Wednesday, 12 March 2014 00:00
In movies like Don’t Tell Mom the Babysitter’s Dead, a parent’s very real nightmare of inadequate child care is at the crux of the film’s storyline. So the promise of a new website with intentions to revolutionize babysitting offered new hope at the party recently held at Melville’s Jewel Restaurant to celebrate its launch.
Babysitting Barter has roughly 1,000 babysitters and 2,700 parents connected to its website nationwide, according to CEO and founder Brian Mannix of Glen Cove.
“This has been a long time coming, about four years in the works,” said Mannix. “We have built our website and I think it’s very different and innovative. It is something that I really think will make a national difference for parents, babysitters, and for businesses as well.”
Saturday, 01 March 2014 00:00
The second meeting of the Powers Chemco property site at Glen Cove City Hall last Thursday night focused on health concerns in the surrounding area. Spokesmen from the New York State Department of Environmental Conservation (DEC), Department of Health (DOH) and other environmental experts discussed the extent of the contaminated soil and water at the site. It was a continued discussion on the proposed clean-up of the State Superfund site, which was formerly occupied by the Columbia Ribbon and Carbon
Manufacturing Company, and now located within the 15-acre Konica Minolta property.

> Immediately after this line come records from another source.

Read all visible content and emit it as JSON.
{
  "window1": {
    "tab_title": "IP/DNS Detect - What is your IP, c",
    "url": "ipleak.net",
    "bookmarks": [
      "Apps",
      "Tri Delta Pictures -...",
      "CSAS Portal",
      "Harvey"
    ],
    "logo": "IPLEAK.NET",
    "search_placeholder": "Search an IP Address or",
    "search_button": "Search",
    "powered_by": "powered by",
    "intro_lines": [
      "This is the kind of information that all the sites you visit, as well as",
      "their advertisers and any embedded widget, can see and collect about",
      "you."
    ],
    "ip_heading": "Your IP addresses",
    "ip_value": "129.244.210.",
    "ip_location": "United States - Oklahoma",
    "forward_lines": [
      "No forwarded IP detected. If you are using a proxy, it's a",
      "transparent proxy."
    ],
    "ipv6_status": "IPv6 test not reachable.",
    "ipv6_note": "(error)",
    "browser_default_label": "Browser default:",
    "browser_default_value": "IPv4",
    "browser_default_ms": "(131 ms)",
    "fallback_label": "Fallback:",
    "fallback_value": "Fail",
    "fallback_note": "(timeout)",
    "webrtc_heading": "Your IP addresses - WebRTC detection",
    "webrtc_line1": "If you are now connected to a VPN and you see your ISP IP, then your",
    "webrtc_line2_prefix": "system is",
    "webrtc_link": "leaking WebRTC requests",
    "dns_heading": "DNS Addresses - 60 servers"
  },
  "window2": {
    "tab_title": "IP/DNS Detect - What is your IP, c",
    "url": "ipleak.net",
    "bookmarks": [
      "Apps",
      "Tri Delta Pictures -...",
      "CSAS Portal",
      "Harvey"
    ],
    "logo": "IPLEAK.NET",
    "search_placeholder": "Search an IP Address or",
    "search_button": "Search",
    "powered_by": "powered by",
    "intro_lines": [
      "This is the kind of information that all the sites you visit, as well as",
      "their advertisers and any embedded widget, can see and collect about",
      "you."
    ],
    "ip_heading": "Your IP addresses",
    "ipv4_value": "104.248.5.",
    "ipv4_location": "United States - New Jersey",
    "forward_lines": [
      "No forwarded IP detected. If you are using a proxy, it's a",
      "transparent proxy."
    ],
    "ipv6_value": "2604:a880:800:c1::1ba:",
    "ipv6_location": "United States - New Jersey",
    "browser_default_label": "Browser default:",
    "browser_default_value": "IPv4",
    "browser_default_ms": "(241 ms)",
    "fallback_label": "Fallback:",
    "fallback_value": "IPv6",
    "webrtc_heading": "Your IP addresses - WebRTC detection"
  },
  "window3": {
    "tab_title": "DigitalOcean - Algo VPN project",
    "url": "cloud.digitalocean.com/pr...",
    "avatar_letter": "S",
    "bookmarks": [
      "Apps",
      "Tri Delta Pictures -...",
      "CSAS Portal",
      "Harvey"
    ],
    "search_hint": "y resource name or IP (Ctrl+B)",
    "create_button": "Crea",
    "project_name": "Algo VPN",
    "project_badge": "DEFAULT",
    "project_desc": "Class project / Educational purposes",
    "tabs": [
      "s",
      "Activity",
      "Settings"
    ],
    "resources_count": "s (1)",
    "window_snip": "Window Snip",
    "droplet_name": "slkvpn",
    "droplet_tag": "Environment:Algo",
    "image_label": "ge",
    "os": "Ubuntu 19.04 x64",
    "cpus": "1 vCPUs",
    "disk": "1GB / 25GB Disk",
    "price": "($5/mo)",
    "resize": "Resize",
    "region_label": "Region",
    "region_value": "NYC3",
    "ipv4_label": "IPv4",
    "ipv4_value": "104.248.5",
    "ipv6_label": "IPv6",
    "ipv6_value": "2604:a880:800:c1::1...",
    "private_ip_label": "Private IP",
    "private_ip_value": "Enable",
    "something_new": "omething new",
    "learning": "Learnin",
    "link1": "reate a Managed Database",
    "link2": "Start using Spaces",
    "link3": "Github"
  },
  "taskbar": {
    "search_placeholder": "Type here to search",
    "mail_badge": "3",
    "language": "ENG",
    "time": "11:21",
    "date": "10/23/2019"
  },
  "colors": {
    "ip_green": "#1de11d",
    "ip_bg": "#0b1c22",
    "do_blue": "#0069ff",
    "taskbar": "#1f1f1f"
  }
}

“After careful studies, we found that the contaminated soil and water table poses no threat to nearby residences,” said Nathan Epler, a hydrogeologist from the environmental consulting and management firm Roux Associates.
Thursday, 27 February 2014 00:00
The North Shore High School swimming team completed its season with high honors this year. Both the men’s and women’s teams have qualified individual athletes for all-conference and all-county championship competitions.
Coach Samara Weitz has also been honored with the Nassau County Coach of the Year award—motivating many of her athletes to succeed throughout the season, including senior Kristen Stanis.
“She made sure I was working hard, but also having fun,” Stanis said. “She taught me how to balance work and play and how it’s important to maintain it.”
Thursday, 20 February 2014 00:00
It was all fun and games at the fourth annual Winter Classic Hockey tournament at the Town of Oyster Bay Ice Skating Center in Bethpage on Saturday, Feb. 8. Young adults and kids of all ages from the Long Island Blues Hockey team faced off against three other teams in the event that gives individuals with special needs the opportunity to play ice hockey in an accommodating setting.
Michael Russo, founder of the Long Island Blues team, said he started the program 10 years ago so his son, Nicholas, who has autism, could play hockey.